| YOUR ASSIGNMENT |
Restate the whole of the data below word for word, skipping the images.

Data items
[Start of Attachment]

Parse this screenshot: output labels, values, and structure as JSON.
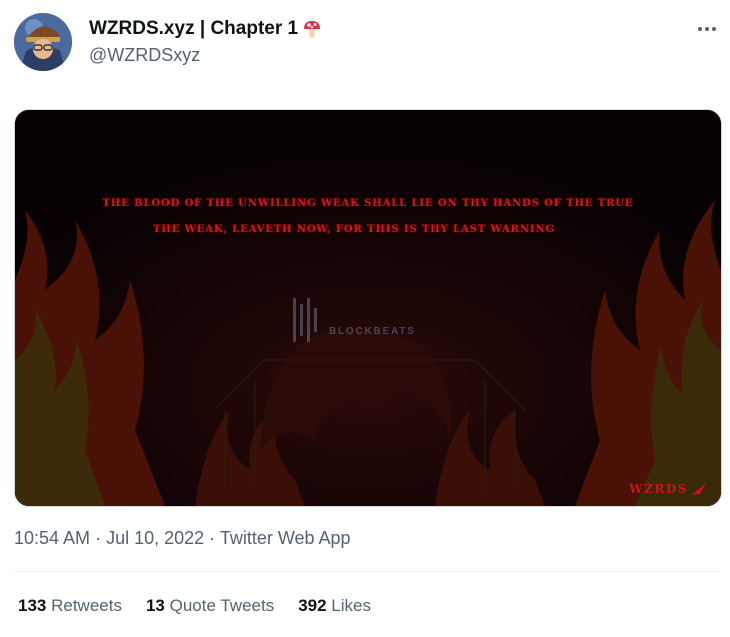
{
  "author": {
    "display_name": "WZRDS.xyz | Chapter 1",
    "handle": "@WZRDSxyz",
    "avatar_icon": "wizard-avatar-icon",
    "name_emoji_icon": "mushroom-icon"
  },
  "menu_icon": "more-options-icon",
  "media": {
    "line1": "THE BLOOD OF THE UNWILLING WEAK SHALL LIE ON THY HANDS OF THE TRUE",
    "line2": "THE WEAK, LEAVETH NOW, FOR THIS IS THY LAST WARNING",
    "watermark_text": "BLOCKBEATS",
    "corner_logo": "WZRDS",
    "text_color": "#d8161b",
    "background_color": "#090204"
  },
  "meta": {
    "time": "10:54 AM",
    "sep1": " · ",
    "date": "Jul 10, 2022",
    "sep2": " · ",
    "app": "Twitter Web App"
  },
  "stats": {
    "retweets_count": "133",
    "retweets_label": " Retweets",
    "quotes_count": "13",
    "quotes_label": " Quote Tweets",
    "likes_count": "392",
    "likes_label": " Likes"
  }
}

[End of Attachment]

| COMPLETED EXERCISE |
Parse this screenshot: output labels, values, and structure as JSON.
{
  "author": {
    "display_name": "WZRDS.xyz | Chapter 1",
    "handle": "@WZRDSxyz",
    "avatar_icon": "wizard-avatar-icon",
    "name_emoji_icon": "mushroom-icon"
  },
  "menu_icon": "more-options-icon",
  "media": {
    "line1": "THE BLOOD OF THE UNWILLING WEAK SHALL LIE ON THY HANDS OF THE TRUE",
    "line2": "THE WEAK, LEAVETH NOW, FOR THIS IS THY LAST WARNING",
    "watermark_text": "BLOCKBEATS",
    "corner_logo": "WZRDS",
    "text_color": "#d8161b",
    "background_color": "#090204"
  },
  "meta": {
    "time": "10:54 AM",
    "sep1": " · ",
    "date": "Jul 10, 2022",
    "sep2": " · ",
    "app": "Twitter Web App"
  },
  "stats": {
    "retweets_count": "133",
    "retweets_label": " Retweets",
    "quotes_count": "13",
    "quotes_label": " Quote Tweets",
    "likes_count": "392",
    "likes_label": " Likes"
  }
}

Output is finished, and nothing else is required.